The NBA’s willingness to paint “Black Lives Matter” on the court or allow players to wear jerseys with such hard-hitting slogans as “Education Reform” and “Love Us” would seem to be a dream come true for older black journalists like Rhoden and Wilbon.
What these men, and their younger colleagues, fail to realize is that support comes at a price: complete obedience.
Corporate America now owns the revolutionaries.
There was near-universal condemnation from black journalists and sports commentators toward Kyrie for his refusal to take the COVID shot. Some saw his stance as a betrayal of his community, especially when the media reported on racial inequities in COVID cases and deaths. In addition, Pfizer paid too much money in media sponsorships during 2021 to allow a renegade like Kyrie Irving to influence regular Joes who had a similar feeling about the mandates they were facing.
To be clear, Kyrie would face the same punishment if he chose not to bow down to the left’s favorite idol: radical gender ideology. He would be dealing with even more intense pressure if he said he stands for girls’ sports and doesn’t think men who “identify” as women should be allowed to compete against female athletes. Retired NBA player Matt Barnes said something similar last week, but it would receive a lot more coverage from a current player of Irving’s stature.
Ultimately, this is about the use of corporate power, backed by the government and aided by the media, to police the thoughts of Americans.
Golden State Warriors head coach Steve Kerr is the league’s foremost authority on social justice. During the NFL anthem protests, he stated, “I’m proud to be in a league that understands patriotism in America is about free speech.” Now he is saying that “in modern society, with social media, the way things can fan across the globe exponentially and get 5 million hits immediately, every comment matters.”
Kerr, the Nets, and the people who have dutifully tried to keep Kyrie in check for two years all believe “words matter” when it comes to content in a documentary very few people have seen. But somehow, these same people will partner with and defend hip-hop artists who have made millions over the past 30 years pushing death, degradation, and self-destruction in the black community. These are the same communities in which homicide is the leading cause of death for young black men, but for some strange reason the overseers in sports media consider that connection unworthy of their attention.
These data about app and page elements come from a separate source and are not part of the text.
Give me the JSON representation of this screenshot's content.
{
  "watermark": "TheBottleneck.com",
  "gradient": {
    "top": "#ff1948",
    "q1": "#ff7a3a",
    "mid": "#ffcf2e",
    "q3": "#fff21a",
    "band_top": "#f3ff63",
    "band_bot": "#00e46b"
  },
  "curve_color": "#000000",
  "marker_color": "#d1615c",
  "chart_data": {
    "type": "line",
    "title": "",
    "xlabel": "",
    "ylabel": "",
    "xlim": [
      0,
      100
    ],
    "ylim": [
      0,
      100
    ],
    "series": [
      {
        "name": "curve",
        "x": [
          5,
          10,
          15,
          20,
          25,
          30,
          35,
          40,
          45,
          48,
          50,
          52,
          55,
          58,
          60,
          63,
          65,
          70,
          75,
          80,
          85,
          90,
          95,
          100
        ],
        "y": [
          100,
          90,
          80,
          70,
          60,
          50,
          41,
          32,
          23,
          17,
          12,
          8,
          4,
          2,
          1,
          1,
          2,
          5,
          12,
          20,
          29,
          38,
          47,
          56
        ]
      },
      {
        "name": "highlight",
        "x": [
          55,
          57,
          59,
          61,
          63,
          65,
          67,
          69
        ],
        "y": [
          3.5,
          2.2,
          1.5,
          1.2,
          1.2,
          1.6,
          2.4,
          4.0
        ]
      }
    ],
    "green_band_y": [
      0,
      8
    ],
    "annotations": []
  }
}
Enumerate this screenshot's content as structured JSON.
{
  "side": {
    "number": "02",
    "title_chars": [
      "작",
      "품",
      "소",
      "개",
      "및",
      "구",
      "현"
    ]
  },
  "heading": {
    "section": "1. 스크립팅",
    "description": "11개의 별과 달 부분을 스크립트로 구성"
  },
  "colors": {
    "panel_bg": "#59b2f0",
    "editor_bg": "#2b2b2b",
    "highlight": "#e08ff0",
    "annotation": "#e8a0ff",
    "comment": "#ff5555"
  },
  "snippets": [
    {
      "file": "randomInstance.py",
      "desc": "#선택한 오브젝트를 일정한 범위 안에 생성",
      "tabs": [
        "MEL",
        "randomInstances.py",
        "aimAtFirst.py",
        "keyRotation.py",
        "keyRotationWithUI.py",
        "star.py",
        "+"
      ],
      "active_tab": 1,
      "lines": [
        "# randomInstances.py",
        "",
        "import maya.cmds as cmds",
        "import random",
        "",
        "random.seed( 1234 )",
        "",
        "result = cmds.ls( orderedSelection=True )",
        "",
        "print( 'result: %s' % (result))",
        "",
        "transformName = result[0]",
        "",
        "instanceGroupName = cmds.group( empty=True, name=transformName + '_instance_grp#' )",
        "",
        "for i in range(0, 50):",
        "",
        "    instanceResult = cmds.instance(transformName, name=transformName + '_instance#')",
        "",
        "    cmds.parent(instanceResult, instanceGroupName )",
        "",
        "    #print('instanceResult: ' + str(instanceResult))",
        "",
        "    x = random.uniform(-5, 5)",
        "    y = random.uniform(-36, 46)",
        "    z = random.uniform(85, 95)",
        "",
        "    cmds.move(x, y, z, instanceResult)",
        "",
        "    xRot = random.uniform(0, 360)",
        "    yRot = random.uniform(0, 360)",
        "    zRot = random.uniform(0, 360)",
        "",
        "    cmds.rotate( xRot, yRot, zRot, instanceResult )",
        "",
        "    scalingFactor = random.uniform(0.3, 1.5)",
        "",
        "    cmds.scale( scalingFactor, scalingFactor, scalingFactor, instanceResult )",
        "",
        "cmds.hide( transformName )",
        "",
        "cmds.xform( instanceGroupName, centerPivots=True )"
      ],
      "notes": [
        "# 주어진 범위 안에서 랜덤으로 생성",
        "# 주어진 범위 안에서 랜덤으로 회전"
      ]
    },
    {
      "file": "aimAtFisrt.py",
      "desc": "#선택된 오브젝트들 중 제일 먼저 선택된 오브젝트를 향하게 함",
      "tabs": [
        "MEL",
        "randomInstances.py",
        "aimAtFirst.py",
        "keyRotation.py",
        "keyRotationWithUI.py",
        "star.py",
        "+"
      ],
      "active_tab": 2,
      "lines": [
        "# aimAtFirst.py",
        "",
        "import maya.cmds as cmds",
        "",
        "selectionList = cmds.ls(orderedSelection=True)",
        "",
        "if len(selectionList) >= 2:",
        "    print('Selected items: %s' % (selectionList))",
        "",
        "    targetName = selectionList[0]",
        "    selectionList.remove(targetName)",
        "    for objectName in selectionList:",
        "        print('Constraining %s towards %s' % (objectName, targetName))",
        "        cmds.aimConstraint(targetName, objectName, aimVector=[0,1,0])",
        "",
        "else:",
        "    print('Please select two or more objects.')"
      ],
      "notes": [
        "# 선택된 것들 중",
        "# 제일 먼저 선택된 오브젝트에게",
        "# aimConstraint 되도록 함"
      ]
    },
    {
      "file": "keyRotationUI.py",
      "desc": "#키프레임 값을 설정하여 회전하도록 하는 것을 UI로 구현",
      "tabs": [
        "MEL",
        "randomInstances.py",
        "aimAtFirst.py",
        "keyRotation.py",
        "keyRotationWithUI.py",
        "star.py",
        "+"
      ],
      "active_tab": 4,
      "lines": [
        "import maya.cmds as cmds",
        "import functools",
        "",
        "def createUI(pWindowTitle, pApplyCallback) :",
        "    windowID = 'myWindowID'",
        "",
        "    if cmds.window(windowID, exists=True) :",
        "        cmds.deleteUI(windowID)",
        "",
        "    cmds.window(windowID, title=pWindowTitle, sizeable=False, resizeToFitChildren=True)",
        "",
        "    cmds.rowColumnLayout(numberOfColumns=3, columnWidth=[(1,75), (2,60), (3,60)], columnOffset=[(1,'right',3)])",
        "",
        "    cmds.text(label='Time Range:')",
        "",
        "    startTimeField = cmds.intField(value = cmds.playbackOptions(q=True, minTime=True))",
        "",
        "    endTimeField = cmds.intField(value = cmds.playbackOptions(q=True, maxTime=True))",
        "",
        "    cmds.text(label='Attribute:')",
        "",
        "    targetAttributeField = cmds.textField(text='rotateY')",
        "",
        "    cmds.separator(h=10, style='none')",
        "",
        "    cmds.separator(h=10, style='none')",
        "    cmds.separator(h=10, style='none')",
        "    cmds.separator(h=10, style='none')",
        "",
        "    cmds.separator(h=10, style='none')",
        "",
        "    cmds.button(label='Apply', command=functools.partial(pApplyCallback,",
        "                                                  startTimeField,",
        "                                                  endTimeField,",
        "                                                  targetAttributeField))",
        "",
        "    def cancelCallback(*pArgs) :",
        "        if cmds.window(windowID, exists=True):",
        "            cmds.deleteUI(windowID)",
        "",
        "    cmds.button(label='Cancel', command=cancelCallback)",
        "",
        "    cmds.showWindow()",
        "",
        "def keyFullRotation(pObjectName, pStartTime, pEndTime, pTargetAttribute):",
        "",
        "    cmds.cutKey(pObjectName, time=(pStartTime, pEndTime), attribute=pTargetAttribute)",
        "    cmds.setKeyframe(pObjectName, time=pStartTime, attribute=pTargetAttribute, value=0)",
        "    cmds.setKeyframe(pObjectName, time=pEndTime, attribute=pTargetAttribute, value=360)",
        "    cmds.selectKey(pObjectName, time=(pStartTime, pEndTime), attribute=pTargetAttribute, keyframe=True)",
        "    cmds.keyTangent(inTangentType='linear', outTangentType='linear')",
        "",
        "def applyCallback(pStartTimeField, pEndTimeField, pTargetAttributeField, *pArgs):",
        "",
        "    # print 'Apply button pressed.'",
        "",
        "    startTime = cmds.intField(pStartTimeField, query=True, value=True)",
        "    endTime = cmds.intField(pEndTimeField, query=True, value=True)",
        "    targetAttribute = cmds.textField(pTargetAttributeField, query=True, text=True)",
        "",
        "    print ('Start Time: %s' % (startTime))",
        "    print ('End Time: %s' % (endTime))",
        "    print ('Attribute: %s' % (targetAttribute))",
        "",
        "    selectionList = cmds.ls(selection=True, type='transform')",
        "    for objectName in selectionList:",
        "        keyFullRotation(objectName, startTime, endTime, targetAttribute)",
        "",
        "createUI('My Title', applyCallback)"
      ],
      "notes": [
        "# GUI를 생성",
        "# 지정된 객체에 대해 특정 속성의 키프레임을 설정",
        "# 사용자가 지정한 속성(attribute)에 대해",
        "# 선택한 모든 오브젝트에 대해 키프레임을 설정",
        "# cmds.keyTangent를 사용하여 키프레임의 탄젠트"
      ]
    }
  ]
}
The people who lionize Muhammad Ali, Jim Brown, John Carlos, and Tommie Smith now do the bidding of drug companies and tell athletes what movies they can watch. In this new era, compliance is mandatory and questions aren’t allowed. The professional overseers are shedding their revolutionary skin before our eyes. They ditched “power to the people” for a new slogan that tested off the charts in focus groups: “Just shut up and dribble.”